Apply paint conditioner
There are quite a few different brands of paint conditioners available that can extend the drying time of your latex paint. Paint conditioners work well if you are also looking to reduce the appearance of brush strokes on your painting surface to create a more smooth and even finish.
To use paint conditioner, you'll typically need to add about 1 quart or more of the conditioner per gallon of paint. Note that if you use more than this, you may affect the appearance of the paint's finish, or you will need to apply additional coats.
Add water or "thin" the paint
You can also use water to thin latex paint (aka "make it wetter") to slow down its drying time. To do this, you will typically need to add about 1/2 cup of water per gallon of paint. It's important to read the manufacturer's recommendations before attempting to thin out any latex paint, as some paint brands should not be thinned at all.
How do you revive old latex paint?

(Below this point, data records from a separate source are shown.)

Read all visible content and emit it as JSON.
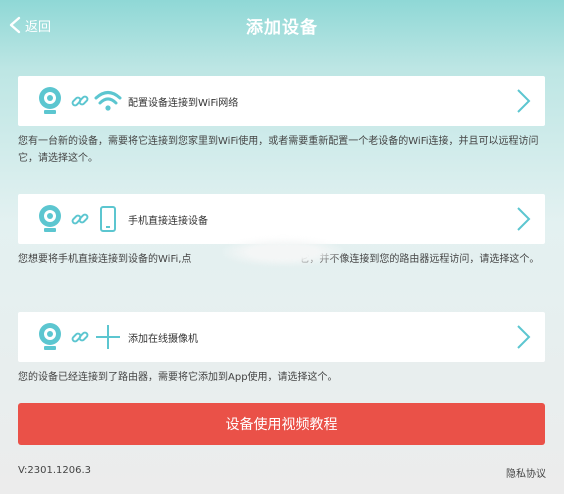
{
  "header": {
    "back_label": "返回",
    "title": "添加设备"
  },
  "colors": {
    "accent": "#5cc6d0",
    "button": "#ea5148"
  },
  "options": [
    {
      "label": "配置设备连接到WiFi网络",
      "icons": [
        "camera-icon",
        "link-icon",
        "wifi-icon",
        "chevron-right-icon"
      ],
      "description": "您有一台新的设备，需要将它连接到您家里到WiFi使用，或者需要重新配置一个老设备的WiFi连接，并且可以远程访问它，请选择这个。"
    },
    {
      "label": "手机直接连接设备",
      "icons": [
        "camera-icon",
        "link-icon",
        "phone-icon",
        "chevron-right-icon"
      ],
      "description_part1": "您想要将手机直接连接到设备的WiFi,点",
      "description_part2": "它，并不像连接到您的路由器远程访问，请选择这个。"
    },
    {
      "label": "添加在线摄像机",
      "icons": [
        "camera-icon",
        "link-icon",
        "plus-icon",
        "chevron-right-icon"
      ],
      "description": "您的设备已经连接到了路由器，需要将它添加到App使用，请选择这个。"
    }
  ],
  "tutorial_button": "设备使用视频教程",
  "footer": {
    "version": "V:2301.1206.3",
    "privacy": "隐私协议"
  }
}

There really is not a way to "revive" latex paint, unfortunately. If latex paint has gone bad, there's no solution that you can add to it to revive it. The best thing you can do is first determine if the paint is still viable. Using latex paint that has gone bad will leave the painted surface with a bad odor that will grow progressively worse over time. It will also peel very easily and quickly.
However, most paint today is designed with preservatives and biocides which gives them about an 8- to 10-year shelf life (under appropriate conditions). If the paint has been exposed to extreme temperatures (i.e. under 40 degrees or above 90 degrees Fahrenheit) for prolonged periods of time, then chances are that the paint is no longer viable--it will usually be contaminated with rust or dirt.
Here's how you can determine if your latex paint is still usable:
Step 1. Smell the paint
Remove the paint can's lid using a screwdriver and take a quick sniff of the paint. A viable can of latex paint will smell still like chemicals or "painty." But if the contents of the can have an odor similar to that of rancid or spoiled food, then the paint should probably be tossed out.
Step 2. Look at the viscosity of the paint
Slightly tilt the paint from side to side to determine if the paint particles have completely separated from the solvent. You may notice a layer of hardened paint on top of the can contents, remove this with your stir stick before stirring the contents.
Step 3. Stir the paint
Use a paint stirrer to mix the paint and take note if it doesn't blend back to its original color. If it doesn't, then the paint is no longer good. If you notice that the paint and the separated liquid blend back together smoothly, chances are the paint is still good. It's also a good idea to check the expiration date on the paint. If the date is near, you may want to set your paint project in motion so that you can utilize it.
Wrapping Things Up
Thinning latex paint is a fairly easy DIY project to complete. The trick is to monitor the amount of water that you pour into the bucket and to continuously stir it while doing so. This will prevent you from "over-thinning" the paint and having to use or purchase more paint to correct the viscosity.
Be sure to check out our other posts before you go: